### Available records ###
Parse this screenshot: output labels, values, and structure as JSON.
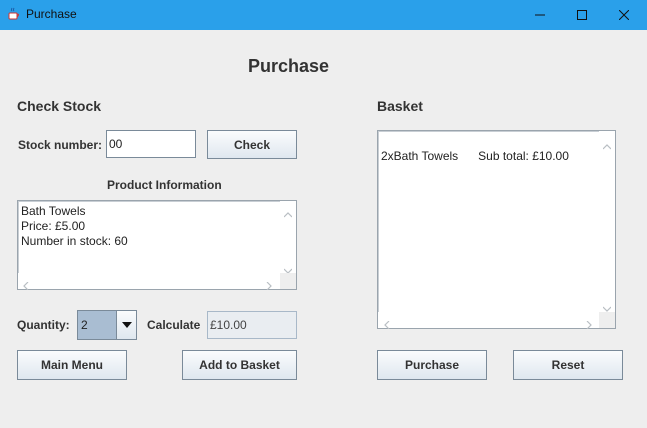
{
  "window": {
    "title": "Purchase",
    "icon": "java-cup-icon",
    "controls": [
      "minimize-icon",
      "maximize-icon",
      "close-icon"
    ],
    "titlebar_color": "#2aa0ea"
  },
  "page": {
    "title": "Purchase"
  },
  "check_stock": {
    "heading": "Check Stock",
    "stock_number_label": "Stock number:",
    "stock_number_value": "00",
    "check_button": "Check",
    "product_info_heading": "Product Information",
    "product_info_text": "Bath Towels\nPrice: £5.00\nNumber in stock: 60"
  },
  "basket": {
    "heading": "Basket",
    "content": "2xBath Towels      Sub total: £10.00"
  },
  "order": {
    "quantity_label": "Quantity:",
    "quantity_value": "2",
    "calculate_label": "Calculate",
    "calculate_value": "£10.00"
  },
  "buttons": {
    "main_menu": "Main Menu",
    "add_to_basket": "Add to Basket",
    "purchase": "Purchase",
    "reset": "Reset"
  }
}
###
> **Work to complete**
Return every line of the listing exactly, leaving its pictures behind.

> **Result of this exercise**
Parse this screenshot: output labels, values, and structure as JSON.
{
  "window": {
    "title": "Purchase",
    "icon": "java-cup-icon",
    "controls": [
      "minimize-icon",
      "maximize-icon",
      "close-icon"
    ],
    "titlebar_color": "#2aa0ea"
  },
  "page": {
    "title": "Purchase"
  },
  "check_stock": {
    "heading": "Check Stock",
    "stock_number_label": "Stock number:",
    "stock_number_value": "00",
    "check_button": "Check",
    "product_info_heading": "Product Information",
    "product_info_text": "Bath Towels\nPrice: £5.00\nNumber in stock: 60"
  },
  "basket": {
    "heading": "Basket",
    "content": "2xBath Towels      Sub total: £10.00"
  },
  "order": {
    "quantity_label": "Quantity:",
    "quantity_value": "2",
    "calculate_label": "Calculate",
    "calculate_value": "£10.00"
  },
  "buttons": {
    "main_menu": "Main Menu",
    "add_to_basket": "Add to Basket",
    "purchase": "Purchase",
    "reset": "Reset"
  }
}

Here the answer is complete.